*Dataset extract*.
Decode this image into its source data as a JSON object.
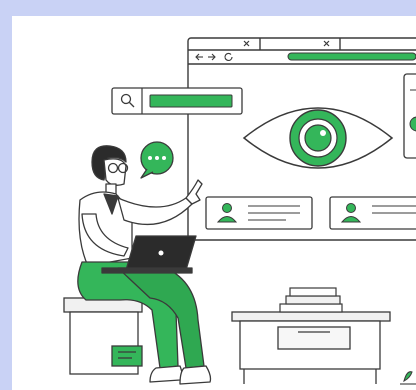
{
  "illustration": {
    "subject": "person-with-laptop-viewing-browser-eye",
    "palette": {
      "accent": "#34b65a",
      "accent_dark": "#1f8f45",
      "accent_light": "#6fd08a",
      "outline": "#3a3a3a",
      "frame_bg": "#c9d2f5",
      "panel": "#ffffff",
      "light_gray": "#f1f1f1"
    },
    "icons": [
      "search-icon",
      "eye-icon",
      "user-icon",
      "chat-bubble-icon",
      "laptop-icon",
      "close-icon",
      "refresh-icon"
    ]
  }
}
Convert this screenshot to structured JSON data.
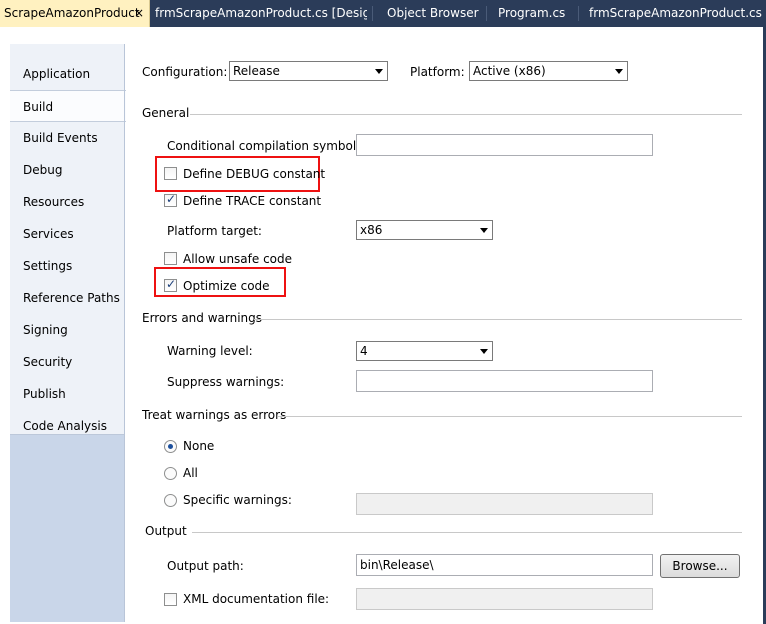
{
  "tabs": [
    {
      "label": "ScrapeAmazonProduct",
      "active": true
    },
    {
      "label": "frmScrapeAmazonProduct.cs [Design]",
      "active": false
    },
    {
      "label": "Object Browser",
      "active": false
    },
    {
      "label": "Program.cs",
      "active": false
    },
    {
      "label": "frmScrapeAmazonProduct.cs",
      "active": false
    }
  ],
  "tab_close_glyph": "×",
  "nav": {
    "items": [
      "Application",
      "Build",
      "Build Events",
      "Debug",
      "Resources",
      "Services",
      "Settings",
      "Reference Paths",
      "Signing",
      "Security",
      "Publish",
      "Code Analysis"
    ],
    "selected": "Build"
  },
  "config": {
    "configuration_label": "Configuration:",
    "configuration_value": "Release",
    "platform_label": "Platform:",
    "platform_value": "Active (x86)"
  },
  "general": {
    "heading": "General",
    "cond_symbols_label": "Conditional compilation symbols:",
    "cond_symbols_value": "",
    "define_debug_label": "Define DEBUG constant",
    "define_debug_checked": false,
    "define_trace_label": "Define TRACE constant",
    "define_trace_checked": true,
    "platform_target_label": "Platform target:",
    "platform_target_value": "x86",
    "allow_unsafe_label": "Allow unsafe code",
    "allow_unsafe_checked": false,
    "optimize_label": "Optimize code",
    "optimize_checked": true
  },
  "errors": {
    "heading": "Errors and warnings",
    "warning_level_label": "Warning level:",
    "warning_level_value": "4",
    "suppress_label": "Suppress warnings:",
    "suppress_value": ""
  },
  "treat": {
    "heading": "Treat warnings as errors",
    "none_label": "None",
    "all_label": "All",
    "specific_label": "Specific warnings:",
    "selected": "None",
    "specific_value": ""
  },
  "output": {
    "heading": "Output",
    "output_path_label": "Output path:",
    "output_path_value": "bin\\Release\\",
    "browse_label": "Browse...",
    "xml_doc_label": "XML documentation file:",
    "xml_doc_checked": false,
    "xml_doc_value": ""
  },
  "colors": {
    "highlight": "#ee1111",
    "tab_active": "#fff1c0",
    "tab_strip": "#2b3c59"
  }
}
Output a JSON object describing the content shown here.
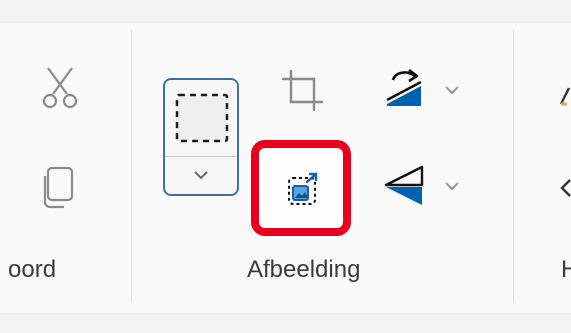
{
  "ribbon": {
    "groups": {
      "clipboard_label": "oord",
      "image_label": "Afbeelding",
      "next_label": "H"
    },
    "icons": {
      "cut": "scissors-icon",
      "copy": "copy-icon",
      "select": "select-icon",
      "crop": "crop-icon",
      "resize": "resize-icon",
      "rotate": "rotate-icon",
      "flip": "flip-icon",
      "chevron": "chevron-down-icon"
    },
    "colors": {
      "accent_blue": "#0063b1",
      "highlight_red": "#e8001c",
      "partial_icon_orange": "#e8a33c"
    }
  }
}
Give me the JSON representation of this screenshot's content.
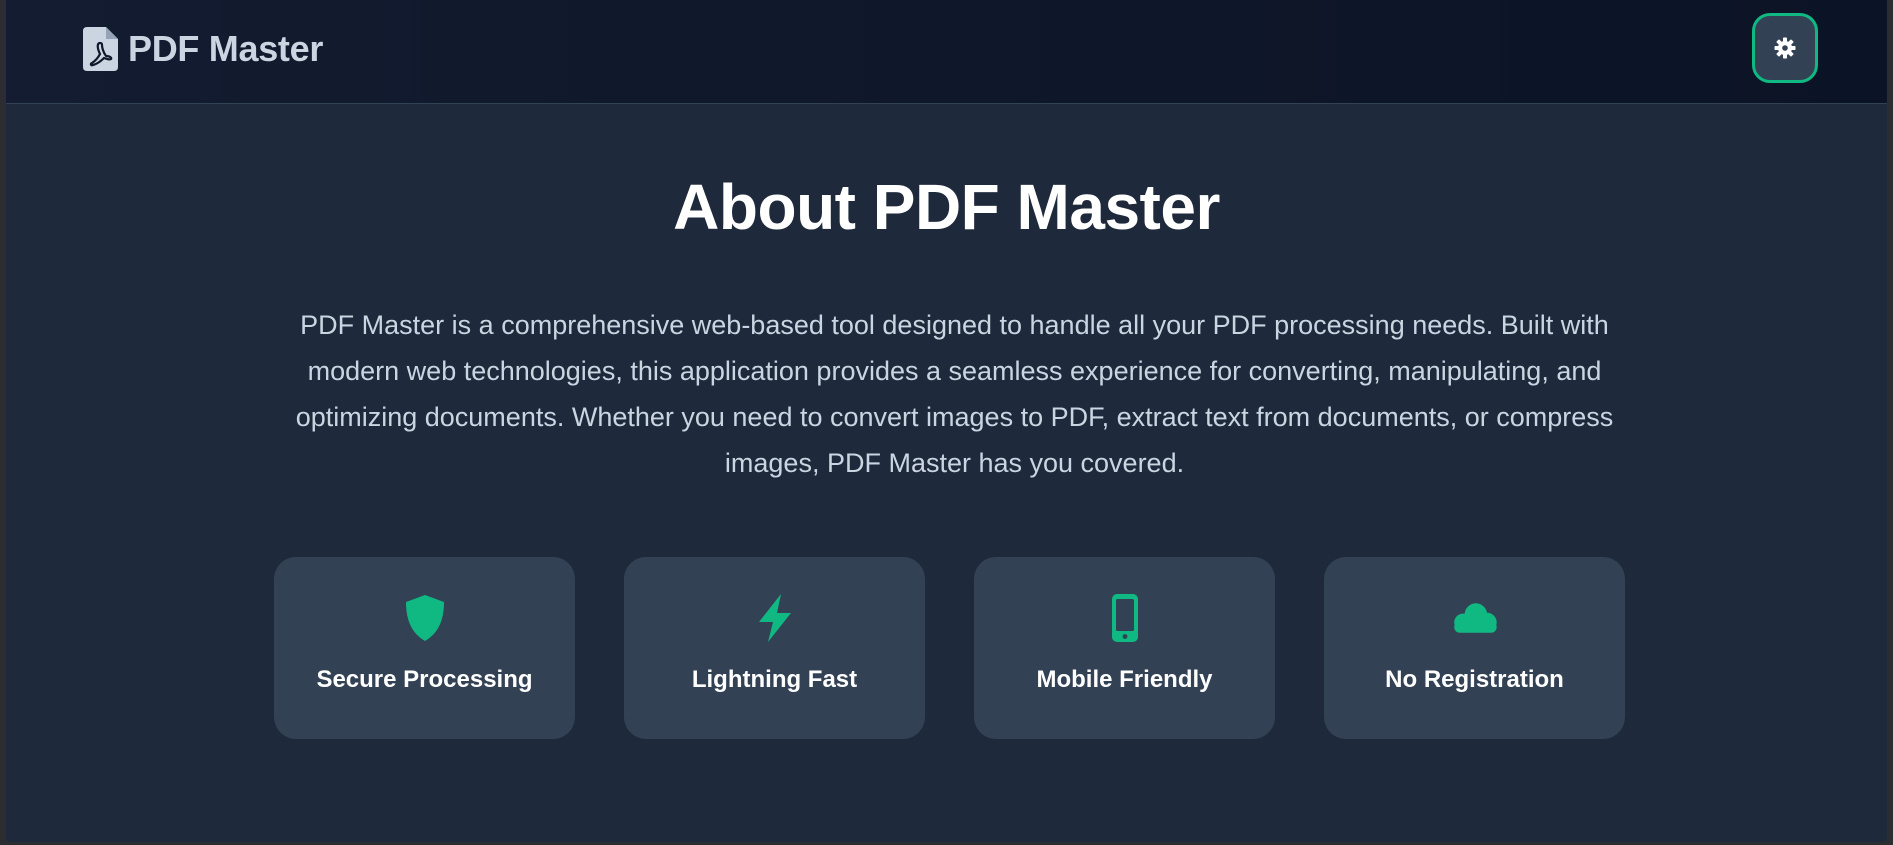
{
  "header": {
    "brand_name": "PDF Master",
    "brand_icon": "file-pdf-icon",
    "settings_icon": "gear-icon"
  },
  "about": {
    "title": "About PDF Master",
    "description": "PDF Master is a comprehensive web-based tool designed to handle all your PDF processing needs. Built with modern web technologies, this application provides a seamless experience for converting, manipulating, and optimizing documents. Whether you need to convert images to PDF, extract text from documents, or compress images, PDF Master has you covered."
  },
  "features": [
    {
      "label": "Secure Processing",
      "icon": "shield-icon"
    },
    {
      "label": "Lightning Fast",
      "icon": "bolt-icon"
    },
    {
      "label": "Mobile Friendly",
      "icon": "mobile-phone-icon"
    },
    {
      "label": "No Registration",
      "icon": "cloud-icon"
    }
  ],
  "colors": {
    "accent": "#10b981",
    "page_background": "#1e293b",
    "header_background": "#0f172a",
    "card_background": "#334155"
  }
}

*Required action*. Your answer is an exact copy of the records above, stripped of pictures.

*Task result*.
Decode this image into its source data as a JSON object.
{
  "illustration": {
    "subject": "person-with-laptop-viewing-browser-eye",
    "palette": {
      "accent": "#34b65a",
      "accent_dark": "#1f8f45",
      "accent_light": "#6fd08a",
      "outline": "#3a3a3a",
      "frame_bg": "#c9d2f5",
      "panel": "#ffffff",
      "light_gray": "#f1f1f1"
    },
    "icons": [
      "search-icon",
      "eye-icon",
      "user-icon",
      "chat-bubble-icon",
      "laptop-icon",
      "close-icon",
      "refresh-icon"
    ]
  }
}
Convert this screenshot to structured JSON data.
{
  "tabs": [
    {
      "label": "ScrapeAmazonProduct",
      "active": true
    },
    {
      "label": "frmScrapeAmazonProduct.cs [Design]",
      "active": false
    },
    {
      "label": "Object Browser",
      "active": false
    },
    {
      "label": "Program.cs",
      "active": false
    },
    {
      "label": "frmScrapeAmazonProduct.cs",
      "active": false
    }
  ],
  "tab_close_glyph": "×",
  "nav": {
    "items": [
      "Application",
      "Build",
      "Build Events",
      "Debug",
      "Resources",
      "Services",
      "Settings",
      "Reference Paths",
      "Signing",
      "Security",
      "Publish",
      "Code Analysis"
    ],
    "selected": "Build"
  },
  "config": {
    "configuration_label": "Configuration:",
    "configuration_value": "Release",
    "platform_label": "Platform:",
    "platform_value": "Active (x86)"
  },
  "general": {
    "heading": "General",
    "cond_symbols_label": "Conditional compilation symbols:",
    "cond_symbols_value": "",
    "define_debug_label": "Define DEBUG constant",
    "define_debug_checked": false,
    "define_trace_label": "Define TRACE constant",
    "define_trace_checked": true,
    "platform_target_label": "Platform target:",
    "platform_target_value": "x86",
    "allow_unsafe_label": "Allow unsafe code",
    "allow_unsafe_checked": false,
    "optimize_label": "Optimize code",
    "optimize_checked": true
  },
  "errors": {
    "heading": "Errors and warnings",
    "warning_level_label": "Warning level:",
    "warning_level_value": "4",
    "suppress_label": "Suppress warnings:",
    "suppress_value": ""
  },
  "treat": {
    "heading": "Treat warnings as errors",
    "none_label": "None",
    "all_label": "All",
    "specific_label": "Specific warnings:",
    "selected": "None",
    "specific_value": ""
  },
  "output": {
    "heading": "Output",
    "output_path_label": "Output path:",
    "output_path_value": "bin\\Release\\",
    "browse_label": "Browse...",
    "xml_doc_label": "XML documentation file:",
    "xml_doc_checked": false,
    "xml_doc_value": ""
  },
  "colors": {
    "highlight": "#ee1111",
    "tab_active": "#fff1c0",
    "tab_strip": "#2b3c59"
  }
}
Output a JSON object describing the content shown here.
{
  "ribbon": {
    "groups": {
      "clipboard_label": "oord",
      "image_label": "Afbeelding",
      "next_label": "H"
    },
    "icons": {
      "cut": "scissors-icon",
      "copy": "copy-icon",
      "select": "select-icon",
      "crop": "crop-icon",
      "resize": "resize-icon",
      "rotate": "rotate-icon",
      "flip": "flip-icon",
      "chevron": "chevron-down-icon"
    },
    "colors": {
      "accent_blue": "#0063b1",
      "highlight_red": "#e8001c",
      "partial_icon_orange": "#e8a33c"
    }
  }
}
Give me the JSON representation of this screenshot's content.
{
  "header": {
    "brand_name": "PDF Master",
    "brand_icon": "file-pdf-icon",
    "settings_icon": "gear-icon"
  },
  "about": {
    "title": "About PDF Master",
    "description": "PDF Master is a comprehensive web-based tool designed to handle all your PDF processing needs. Built with modern web technologies, this application provides a seamless experience for converting, manipulating, and optimizing documents. Whether you need to convert images to PDF, extract text from documents, or compress images, PDF Master has you covered."
  },
  "features": [
    {
      "label": "Secure Processing",
      "icon": "shield-icon"
    },
    {
      "label": "Lightning Fast",
      "icon": "bolt-icon"
    },
    {
      "label": "Mobile Friendly",
      "icon": "mobile-phone-icon"
    },
    {
      "label": "No Registration",
      "icon": "cloud-icon"
    }
  ],
  "colors": {
    "accent": "#10b981",
    "page_background": "#1e293b",
    "header_background": "#0f172a",
    "card_background": "#334155"
  }
}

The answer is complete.